“Belle” (2013) is a British film about Dido Elizabeth Belle, a rich Black woman who lived in Britain in the late 1700s. Based on a true story, it stars the beautiful Gugu Mbatha-Raw and was written and directed by Black women, Amma Asante and Misan Sagay. It is like a Jane Austen story except that the main character is Black!
Dido Elizabeth Belle, as the film informs us, was born to a Black slave woman and a White sea captain of the British Navy. When she was a little girl, her mother died and her father took her to live with his uncle while he was at sea – where he died. Her great-uncle and aunt, who are childless, bring her up with their White niece, Bette, who is about the same age. They grow up as sisters.
Her great-uncle was not just anyone: he was Lord Mansfield, the Lord Chief Justice, the highest judge in the land. As a lord he brings up Bette and Belle to be gentlewomen. As Lord Chief Justice he must make rulings on slavery…
Most of the film takes place in 1783 just when Belle and Bette are put on the marriage market and her great-uncle has to rule on:

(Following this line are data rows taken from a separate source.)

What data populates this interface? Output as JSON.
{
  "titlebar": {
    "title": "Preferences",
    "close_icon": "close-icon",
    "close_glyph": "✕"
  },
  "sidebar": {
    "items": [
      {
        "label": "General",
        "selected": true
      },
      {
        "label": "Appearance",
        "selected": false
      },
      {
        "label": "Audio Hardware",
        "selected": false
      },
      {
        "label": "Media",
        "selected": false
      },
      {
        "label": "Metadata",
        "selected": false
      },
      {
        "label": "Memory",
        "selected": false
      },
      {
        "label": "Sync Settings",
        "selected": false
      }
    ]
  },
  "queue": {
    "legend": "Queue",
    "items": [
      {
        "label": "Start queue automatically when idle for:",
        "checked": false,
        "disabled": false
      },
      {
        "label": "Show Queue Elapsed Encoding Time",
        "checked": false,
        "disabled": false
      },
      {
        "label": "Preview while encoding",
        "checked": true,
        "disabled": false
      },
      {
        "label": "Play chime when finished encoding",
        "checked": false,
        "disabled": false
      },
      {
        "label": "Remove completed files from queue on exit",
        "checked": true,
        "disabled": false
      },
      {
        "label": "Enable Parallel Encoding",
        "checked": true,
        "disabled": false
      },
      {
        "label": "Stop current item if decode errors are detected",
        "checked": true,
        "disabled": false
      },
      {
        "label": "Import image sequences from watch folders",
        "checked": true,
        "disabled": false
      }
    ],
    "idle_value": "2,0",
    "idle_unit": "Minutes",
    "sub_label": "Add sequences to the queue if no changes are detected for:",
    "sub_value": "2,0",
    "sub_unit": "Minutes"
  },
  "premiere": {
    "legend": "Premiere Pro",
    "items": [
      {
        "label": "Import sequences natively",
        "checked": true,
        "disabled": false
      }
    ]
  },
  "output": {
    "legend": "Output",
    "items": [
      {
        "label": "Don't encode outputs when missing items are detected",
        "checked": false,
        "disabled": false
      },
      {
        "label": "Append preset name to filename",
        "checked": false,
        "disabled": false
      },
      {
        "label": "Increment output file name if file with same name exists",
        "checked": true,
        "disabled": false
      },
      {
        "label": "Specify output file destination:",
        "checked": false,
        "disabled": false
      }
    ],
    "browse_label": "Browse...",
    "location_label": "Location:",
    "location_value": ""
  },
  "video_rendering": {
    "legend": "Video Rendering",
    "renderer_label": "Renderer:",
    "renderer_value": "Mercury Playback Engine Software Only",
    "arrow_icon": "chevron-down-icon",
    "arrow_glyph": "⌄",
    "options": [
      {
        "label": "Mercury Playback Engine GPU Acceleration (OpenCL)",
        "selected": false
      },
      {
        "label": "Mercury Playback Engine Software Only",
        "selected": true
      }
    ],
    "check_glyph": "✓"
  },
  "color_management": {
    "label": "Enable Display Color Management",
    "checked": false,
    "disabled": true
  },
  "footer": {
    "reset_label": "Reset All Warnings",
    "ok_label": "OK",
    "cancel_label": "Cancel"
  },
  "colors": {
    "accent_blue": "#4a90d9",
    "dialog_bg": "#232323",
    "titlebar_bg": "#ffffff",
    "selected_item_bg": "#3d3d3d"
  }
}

The Zong Massacre: the captain of the slave ship Zong threw 132 slaves chained together into the sea to die. They were sick and dying. Because of insurance, they were worth more dead than alive. The insurance company called it murder and refused to pay. But “murder” would mean the slaves were human, not mere property, that they had rights…
It is not just slaves who are being valued by money. In the high-society marriage market that Belle and Bette enter, they find that the money they bring to a marriage matters far more than anything else. Belle’s father left her 2,000 pounds a year, making her a rich woman. Bette’s father left her nothing. So, even though Belle is Black, she has less trouble attracting men. But they are in love with her money.
Like in Jane Austen, people are hung up on following rules and on getting as much money as possible, even when they have more than enough. They forget about what truly matters in life. They forget about what makes them human, which makes them inhuman. Belle, as Black but rich, does not fit their well-oiled rules and laws, showing them up for what they are: heartless.
Gugu Mbatha-Raw was so beautiful I could have watched the film with the sound off, so the plot comes as an added feature. I loved the lines so much that I was constantly rewinding. But I was also rewinding because they spoke in a formal way where each word counts. It would have worked better as a book.
The film was inspired by a painting, the only British painting of the 1700s that shows Blacks and Whites as near equals: a painting of Belle and Bette from 1779:
– Abagond, 2016.
- Welcome to Black Women’s History Month 2016!
- British Empire